What to work on
Please copy out the lines in the entries that contain "icon".

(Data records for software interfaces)
--- --- ---
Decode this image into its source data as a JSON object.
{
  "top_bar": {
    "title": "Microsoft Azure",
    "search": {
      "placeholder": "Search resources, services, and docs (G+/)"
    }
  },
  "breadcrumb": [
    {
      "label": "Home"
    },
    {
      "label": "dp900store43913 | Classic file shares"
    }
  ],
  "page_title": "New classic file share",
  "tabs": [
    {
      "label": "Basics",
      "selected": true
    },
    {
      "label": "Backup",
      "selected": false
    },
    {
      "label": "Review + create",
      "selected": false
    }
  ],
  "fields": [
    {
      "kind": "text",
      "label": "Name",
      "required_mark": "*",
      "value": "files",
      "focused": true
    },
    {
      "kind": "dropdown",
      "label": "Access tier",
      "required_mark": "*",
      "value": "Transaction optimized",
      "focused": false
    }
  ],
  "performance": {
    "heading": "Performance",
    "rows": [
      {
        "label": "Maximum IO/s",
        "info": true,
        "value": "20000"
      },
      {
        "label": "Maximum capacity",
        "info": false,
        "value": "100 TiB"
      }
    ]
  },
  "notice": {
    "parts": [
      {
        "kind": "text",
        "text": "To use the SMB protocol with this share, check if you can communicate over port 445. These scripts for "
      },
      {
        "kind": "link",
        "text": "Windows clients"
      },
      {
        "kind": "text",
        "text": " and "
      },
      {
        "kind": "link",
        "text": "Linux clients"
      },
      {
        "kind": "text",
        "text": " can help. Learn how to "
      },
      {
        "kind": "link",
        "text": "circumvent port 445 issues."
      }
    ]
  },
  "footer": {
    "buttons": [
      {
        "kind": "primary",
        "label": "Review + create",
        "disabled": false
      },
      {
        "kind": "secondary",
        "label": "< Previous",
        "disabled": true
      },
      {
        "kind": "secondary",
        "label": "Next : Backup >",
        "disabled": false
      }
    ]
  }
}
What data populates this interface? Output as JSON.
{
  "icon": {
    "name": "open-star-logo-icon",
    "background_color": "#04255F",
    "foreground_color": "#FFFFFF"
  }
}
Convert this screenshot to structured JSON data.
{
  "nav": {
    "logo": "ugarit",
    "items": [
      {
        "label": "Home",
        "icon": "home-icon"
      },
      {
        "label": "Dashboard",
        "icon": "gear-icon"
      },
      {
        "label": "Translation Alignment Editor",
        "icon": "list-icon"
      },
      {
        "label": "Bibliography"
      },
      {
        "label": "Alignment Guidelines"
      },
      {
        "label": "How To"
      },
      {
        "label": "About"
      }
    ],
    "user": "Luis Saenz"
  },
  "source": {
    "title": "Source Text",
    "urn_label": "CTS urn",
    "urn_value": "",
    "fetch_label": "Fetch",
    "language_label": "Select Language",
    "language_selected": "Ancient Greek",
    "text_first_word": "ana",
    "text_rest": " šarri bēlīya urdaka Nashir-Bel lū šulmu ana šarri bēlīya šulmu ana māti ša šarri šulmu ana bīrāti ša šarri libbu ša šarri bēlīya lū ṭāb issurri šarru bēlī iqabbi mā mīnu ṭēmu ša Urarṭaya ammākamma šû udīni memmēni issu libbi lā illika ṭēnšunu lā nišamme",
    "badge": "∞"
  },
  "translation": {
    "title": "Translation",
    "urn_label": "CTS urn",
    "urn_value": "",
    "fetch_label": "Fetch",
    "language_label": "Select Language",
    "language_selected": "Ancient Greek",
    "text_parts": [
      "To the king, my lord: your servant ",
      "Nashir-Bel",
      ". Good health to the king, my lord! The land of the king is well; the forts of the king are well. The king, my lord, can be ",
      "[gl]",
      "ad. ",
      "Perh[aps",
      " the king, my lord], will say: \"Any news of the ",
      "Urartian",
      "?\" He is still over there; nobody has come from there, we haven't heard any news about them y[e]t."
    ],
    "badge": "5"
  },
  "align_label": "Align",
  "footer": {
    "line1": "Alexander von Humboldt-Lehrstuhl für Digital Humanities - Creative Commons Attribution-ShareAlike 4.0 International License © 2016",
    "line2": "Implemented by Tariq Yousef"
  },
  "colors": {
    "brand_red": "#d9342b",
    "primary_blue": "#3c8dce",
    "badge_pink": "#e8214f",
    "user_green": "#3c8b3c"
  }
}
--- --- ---
Finished task
  "icon": {
    "name": "open-star-logo-icon",
        "icon": "home-icon"
        "icon": "gear-icon"
        "icon": "list-icon"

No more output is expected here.